What you should do:
Return only those lines of the listing in which "news" appears.
─── Data supplied
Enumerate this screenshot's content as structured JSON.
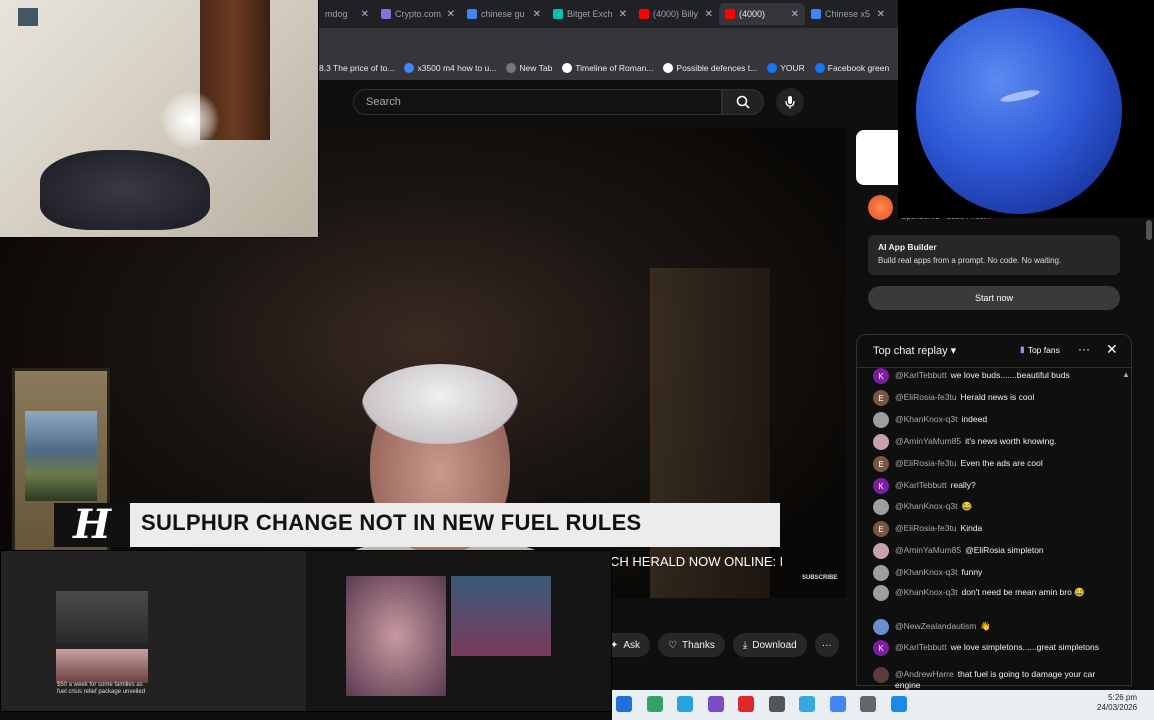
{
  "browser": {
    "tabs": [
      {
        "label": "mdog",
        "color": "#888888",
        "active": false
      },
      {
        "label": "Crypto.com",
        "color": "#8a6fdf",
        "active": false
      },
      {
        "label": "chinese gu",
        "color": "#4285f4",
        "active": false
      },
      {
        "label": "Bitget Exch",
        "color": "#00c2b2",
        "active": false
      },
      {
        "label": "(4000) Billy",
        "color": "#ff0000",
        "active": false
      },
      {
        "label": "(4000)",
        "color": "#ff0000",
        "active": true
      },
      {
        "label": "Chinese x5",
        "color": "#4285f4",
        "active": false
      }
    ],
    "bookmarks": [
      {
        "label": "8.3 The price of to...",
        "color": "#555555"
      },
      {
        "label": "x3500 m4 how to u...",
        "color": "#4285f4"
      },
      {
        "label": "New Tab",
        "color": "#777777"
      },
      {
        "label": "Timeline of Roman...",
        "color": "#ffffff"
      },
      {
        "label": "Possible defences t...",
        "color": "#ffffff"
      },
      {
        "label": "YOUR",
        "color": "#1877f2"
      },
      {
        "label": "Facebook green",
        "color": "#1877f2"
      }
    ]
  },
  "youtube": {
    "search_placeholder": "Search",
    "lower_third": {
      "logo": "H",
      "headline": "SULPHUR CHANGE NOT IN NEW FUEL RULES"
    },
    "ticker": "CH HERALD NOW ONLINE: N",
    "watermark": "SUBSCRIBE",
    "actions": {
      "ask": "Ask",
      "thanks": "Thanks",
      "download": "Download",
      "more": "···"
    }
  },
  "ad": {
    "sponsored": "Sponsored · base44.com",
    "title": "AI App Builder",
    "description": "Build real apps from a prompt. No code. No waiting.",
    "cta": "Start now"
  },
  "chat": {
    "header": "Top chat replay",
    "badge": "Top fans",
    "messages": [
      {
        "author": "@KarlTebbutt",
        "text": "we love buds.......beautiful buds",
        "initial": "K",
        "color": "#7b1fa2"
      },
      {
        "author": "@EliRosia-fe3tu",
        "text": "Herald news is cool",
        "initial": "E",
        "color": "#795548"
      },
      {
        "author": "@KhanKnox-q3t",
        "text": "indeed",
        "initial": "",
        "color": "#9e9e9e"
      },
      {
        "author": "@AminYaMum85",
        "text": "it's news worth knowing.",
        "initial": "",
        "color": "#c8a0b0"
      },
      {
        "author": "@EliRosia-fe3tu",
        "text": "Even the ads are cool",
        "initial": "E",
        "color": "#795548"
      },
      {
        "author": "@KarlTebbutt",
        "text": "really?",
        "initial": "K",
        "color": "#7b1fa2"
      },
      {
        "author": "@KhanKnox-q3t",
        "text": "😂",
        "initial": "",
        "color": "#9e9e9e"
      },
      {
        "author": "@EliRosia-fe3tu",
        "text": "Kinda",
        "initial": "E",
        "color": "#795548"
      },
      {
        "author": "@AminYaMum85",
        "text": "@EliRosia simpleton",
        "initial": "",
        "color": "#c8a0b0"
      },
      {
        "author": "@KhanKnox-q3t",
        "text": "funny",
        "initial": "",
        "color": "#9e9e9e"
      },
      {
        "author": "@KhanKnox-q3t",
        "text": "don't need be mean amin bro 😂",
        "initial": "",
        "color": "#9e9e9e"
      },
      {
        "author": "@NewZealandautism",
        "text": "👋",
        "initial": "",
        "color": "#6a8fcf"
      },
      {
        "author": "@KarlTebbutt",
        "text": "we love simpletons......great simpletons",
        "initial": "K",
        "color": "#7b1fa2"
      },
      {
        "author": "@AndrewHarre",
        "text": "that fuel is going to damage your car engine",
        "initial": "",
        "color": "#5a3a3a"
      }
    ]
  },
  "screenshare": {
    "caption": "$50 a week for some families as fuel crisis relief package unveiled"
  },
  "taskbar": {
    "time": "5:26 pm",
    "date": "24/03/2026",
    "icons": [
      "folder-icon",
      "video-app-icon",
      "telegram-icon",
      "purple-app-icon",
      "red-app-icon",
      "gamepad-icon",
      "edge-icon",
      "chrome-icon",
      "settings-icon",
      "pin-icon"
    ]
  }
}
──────
Result of this task:
        "text": "Herald news is cool",
        "text": "it's news worth knowing.",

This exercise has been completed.